## WORK ORDER:
For each line below, check whether "Ustawienia" is present. Report how many lines have it, nothing else.

(Website and app data records)

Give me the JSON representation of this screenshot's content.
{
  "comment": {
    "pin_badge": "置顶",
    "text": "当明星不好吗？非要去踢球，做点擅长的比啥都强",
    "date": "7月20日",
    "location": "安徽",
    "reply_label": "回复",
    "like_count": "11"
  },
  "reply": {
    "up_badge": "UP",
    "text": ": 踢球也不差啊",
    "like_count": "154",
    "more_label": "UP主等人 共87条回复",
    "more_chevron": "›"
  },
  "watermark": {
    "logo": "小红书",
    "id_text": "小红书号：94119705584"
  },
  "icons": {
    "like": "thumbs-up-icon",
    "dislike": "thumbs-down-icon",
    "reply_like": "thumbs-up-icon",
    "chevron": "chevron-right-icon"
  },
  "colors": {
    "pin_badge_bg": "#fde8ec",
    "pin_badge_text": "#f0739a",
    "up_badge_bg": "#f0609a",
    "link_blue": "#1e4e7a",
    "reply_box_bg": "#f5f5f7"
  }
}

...

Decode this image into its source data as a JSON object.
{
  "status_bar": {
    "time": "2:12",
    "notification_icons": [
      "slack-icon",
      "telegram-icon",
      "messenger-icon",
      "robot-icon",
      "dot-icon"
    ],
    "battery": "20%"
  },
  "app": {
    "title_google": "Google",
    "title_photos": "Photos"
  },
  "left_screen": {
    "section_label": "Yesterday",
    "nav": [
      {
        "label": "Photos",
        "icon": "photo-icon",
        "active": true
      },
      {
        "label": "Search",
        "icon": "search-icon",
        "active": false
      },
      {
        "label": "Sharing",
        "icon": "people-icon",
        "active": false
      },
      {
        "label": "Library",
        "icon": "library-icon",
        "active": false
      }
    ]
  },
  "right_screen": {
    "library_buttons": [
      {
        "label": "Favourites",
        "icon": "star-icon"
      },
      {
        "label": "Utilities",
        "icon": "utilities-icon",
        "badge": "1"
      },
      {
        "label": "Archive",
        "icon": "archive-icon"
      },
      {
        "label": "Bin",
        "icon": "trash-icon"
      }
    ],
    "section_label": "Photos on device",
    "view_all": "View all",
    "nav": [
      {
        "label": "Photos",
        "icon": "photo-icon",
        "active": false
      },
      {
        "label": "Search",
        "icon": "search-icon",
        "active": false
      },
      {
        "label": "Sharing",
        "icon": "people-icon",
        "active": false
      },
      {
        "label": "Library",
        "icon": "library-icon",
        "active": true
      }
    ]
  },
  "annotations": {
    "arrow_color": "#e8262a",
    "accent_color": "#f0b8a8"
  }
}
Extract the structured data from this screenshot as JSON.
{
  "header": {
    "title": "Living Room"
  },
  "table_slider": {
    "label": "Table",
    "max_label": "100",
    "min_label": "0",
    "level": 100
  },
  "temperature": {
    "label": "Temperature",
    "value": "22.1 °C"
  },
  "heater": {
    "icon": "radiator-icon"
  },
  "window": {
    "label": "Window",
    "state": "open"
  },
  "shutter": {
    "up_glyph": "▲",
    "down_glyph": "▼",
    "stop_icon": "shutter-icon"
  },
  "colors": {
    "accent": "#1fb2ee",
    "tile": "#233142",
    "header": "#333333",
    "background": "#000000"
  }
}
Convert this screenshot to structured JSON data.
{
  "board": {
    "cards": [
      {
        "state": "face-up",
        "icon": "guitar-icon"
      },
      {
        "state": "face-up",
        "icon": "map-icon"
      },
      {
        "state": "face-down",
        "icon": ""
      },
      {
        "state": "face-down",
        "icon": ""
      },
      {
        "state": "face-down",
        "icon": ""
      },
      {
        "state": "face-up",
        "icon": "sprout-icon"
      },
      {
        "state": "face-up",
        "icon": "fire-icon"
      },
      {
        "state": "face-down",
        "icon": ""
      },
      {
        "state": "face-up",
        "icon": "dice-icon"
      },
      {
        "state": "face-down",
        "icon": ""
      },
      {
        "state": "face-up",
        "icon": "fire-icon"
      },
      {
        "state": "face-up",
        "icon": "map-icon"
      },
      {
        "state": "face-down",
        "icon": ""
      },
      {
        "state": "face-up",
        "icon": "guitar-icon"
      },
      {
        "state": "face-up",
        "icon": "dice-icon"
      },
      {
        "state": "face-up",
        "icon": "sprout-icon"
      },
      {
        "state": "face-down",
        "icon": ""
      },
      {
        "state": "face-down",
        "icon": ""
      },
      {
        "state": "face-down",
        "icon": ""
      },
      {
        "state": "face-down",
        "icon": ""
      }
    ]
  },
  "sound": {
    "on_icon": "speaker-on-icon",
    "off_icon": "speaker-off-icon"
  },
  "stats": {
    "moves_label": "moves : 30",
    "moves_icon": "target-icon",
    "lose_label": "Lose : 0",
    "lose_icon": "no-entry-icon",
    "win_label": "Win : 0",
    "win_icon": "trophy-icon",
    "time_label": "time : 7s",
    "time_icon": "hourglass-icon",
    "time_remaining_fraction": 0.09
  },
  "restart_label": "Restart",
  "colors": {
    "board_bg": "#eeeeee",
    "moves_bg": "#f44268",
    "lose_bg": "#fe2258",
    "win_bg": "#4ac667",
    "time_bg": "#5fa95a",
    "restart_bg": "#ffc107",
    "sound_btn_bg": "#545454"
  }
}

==

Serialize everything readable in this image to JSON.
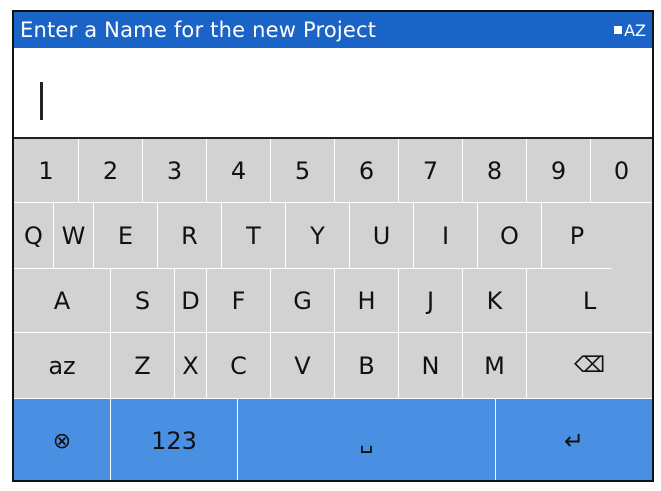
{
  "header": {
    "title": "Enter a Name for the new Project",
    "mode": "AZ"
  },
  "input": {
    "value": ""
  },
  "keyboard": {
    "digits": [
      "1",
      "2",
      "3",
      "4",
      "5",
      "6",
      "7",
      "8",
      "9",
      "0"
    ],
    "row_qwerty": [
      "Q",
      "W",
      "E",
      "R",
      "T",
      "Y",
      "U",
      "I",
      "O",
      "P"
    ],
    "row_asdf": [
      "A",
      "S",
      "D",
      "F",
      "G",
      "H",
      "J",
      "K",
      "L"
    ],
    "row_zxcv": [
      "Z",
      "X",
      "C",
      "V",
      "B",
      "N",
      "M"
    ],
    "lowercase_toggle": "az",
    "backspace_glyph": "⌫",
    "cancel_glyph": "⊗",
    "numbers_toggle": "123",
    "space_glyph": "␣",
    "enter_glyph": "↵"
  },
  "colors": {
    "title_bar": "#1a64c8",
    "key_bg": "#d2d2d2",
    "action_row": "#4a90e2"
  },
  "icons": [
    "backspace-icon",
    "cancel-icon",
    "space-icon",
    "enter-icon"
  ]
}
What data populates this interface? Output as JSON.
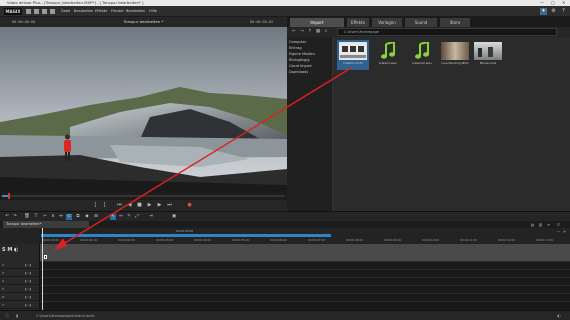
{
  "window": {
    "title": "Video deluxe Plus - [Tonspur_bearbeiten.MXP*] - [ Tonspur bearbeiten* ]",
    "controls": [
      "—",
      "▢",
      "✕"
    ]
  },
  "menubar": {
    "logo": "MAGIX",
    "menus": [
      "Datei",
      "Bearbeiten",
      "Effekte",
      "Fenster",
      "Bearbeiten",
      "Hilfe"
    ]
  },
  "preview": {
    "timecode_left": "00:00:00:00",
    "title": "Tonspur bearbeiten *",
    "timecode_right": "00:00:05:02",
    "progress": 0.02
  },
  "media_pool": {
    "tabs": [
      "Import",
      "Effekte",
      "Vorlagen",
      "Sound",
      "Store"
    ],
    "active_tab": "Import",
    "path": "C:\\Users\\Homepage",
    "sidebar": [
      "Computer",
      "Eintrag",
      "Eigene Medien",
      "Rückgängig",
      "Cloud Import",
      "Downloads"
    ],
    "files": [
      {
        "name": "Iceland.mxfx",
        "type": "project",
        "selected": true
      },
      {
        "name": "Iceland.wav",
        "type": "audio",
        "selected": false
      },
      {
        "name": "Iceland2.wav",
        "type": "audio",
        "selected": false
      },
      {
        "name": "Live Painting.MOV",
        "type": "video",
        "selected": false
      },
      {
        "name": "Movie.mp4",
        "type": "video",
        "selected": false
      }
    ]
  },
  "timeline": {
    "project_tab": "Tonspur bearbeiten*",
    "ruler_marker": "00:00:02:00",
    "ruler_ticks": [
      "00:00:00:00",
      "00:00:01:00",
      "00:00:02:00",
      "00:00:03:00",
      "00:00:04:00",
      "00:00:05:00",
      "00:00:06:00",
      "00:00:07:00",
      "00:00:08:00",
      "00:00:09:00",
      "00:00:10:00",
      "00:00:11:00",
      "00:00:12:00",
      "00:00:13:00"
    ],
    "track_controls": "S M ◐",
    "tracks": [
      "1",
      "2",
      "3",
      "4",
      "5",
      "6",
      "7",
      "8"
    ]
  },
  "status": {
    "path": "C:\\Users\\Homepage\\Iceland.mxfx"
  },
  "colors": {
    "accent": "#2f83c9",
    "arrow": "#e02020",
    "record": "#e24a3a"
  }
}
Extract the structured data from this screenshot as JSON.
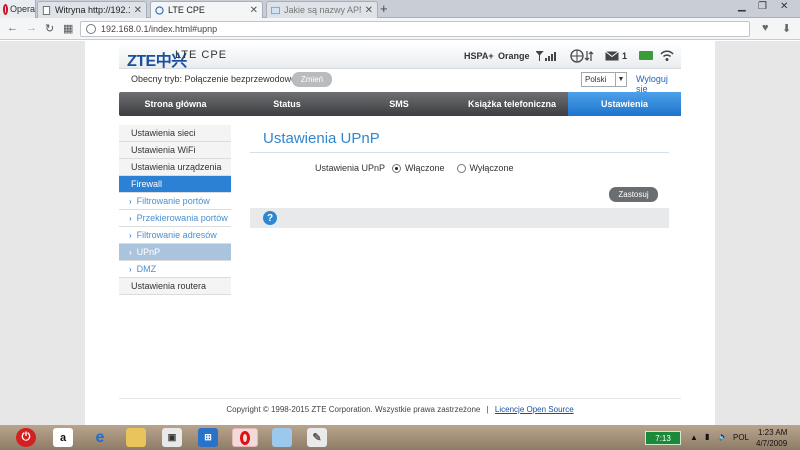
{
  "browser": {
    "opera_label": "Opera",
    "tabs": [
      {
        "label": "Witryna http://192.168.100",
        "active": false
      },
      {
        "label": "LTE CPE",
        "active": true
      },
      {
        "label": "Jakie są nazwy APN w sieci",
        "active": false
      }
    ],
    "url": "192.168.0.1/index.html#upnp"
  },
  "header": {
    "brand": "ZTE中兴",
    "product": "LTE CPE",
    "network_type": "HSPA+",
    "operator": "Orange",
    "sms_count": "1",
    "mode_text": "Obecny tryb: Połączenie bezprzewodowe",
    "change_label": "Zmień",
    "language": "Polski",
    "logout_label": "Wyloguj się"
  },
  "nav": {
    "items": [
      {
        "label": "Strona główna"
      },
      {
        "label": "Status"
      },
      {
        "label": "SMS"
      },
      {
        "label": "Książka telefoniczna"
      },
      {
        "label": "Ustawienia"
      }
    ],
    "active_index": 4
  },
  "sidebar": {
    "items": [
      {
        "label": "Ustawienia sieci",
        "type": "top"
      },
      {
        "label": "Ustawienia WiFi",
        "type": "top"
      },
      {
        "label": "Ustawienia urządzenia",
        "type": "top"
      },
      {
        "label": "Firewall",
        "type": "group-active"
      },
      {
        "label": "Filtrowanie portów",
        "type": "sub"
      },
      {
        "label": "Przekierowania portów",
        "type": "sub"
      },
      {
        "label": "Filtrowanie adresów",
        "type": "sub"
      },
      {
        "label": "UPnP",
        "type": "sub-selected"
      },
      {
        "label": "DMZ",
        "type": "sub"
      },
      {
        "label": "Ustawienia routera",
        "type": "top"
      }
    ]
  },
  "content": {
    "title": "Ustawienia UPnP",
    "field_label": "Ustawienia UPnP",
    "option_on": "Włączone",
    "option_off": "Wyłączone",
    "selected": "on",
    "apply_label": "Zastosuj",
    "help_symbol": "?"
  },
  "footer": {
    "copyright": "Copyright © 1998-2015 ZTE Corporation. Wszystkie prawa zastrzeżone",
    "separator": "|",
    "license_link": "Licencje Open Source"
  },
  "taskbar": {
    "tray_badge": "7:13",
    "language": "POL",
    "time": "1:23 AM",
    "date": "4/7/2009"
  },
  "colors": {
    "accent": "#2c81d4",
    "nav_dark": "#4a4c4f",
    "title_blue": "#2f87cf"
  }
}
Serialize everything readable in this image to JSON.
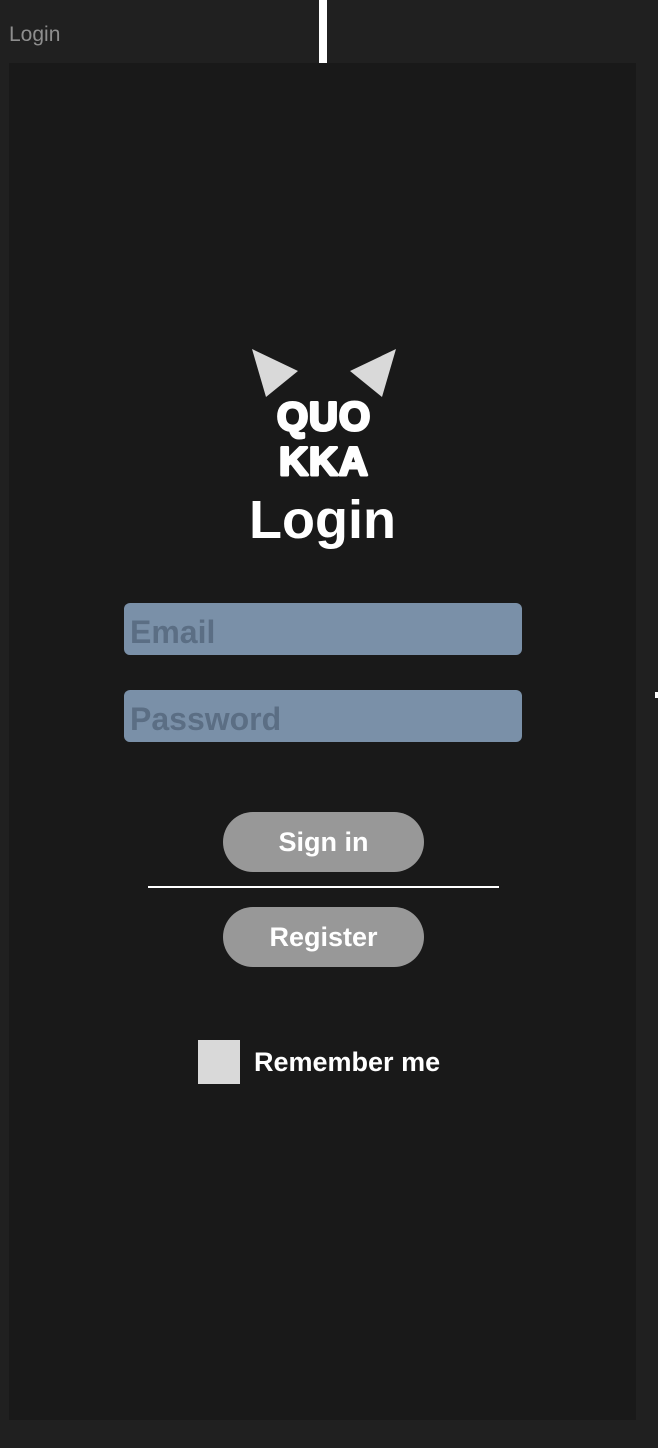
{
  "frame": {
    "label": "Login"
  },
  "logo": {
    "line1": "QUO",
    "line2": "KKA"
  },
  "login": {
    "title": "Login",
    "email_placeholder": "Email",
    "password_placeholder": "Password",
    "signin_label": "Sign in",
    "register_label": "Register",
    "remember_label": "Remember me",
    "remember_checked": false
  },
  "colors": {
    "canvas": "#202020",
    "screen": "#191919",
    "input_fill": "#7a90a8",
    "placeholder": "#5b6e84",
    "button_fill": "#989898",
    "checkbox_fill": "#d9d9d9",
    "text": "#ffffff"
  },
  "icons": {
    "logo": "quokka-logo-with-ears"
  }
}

## ANSWER:
7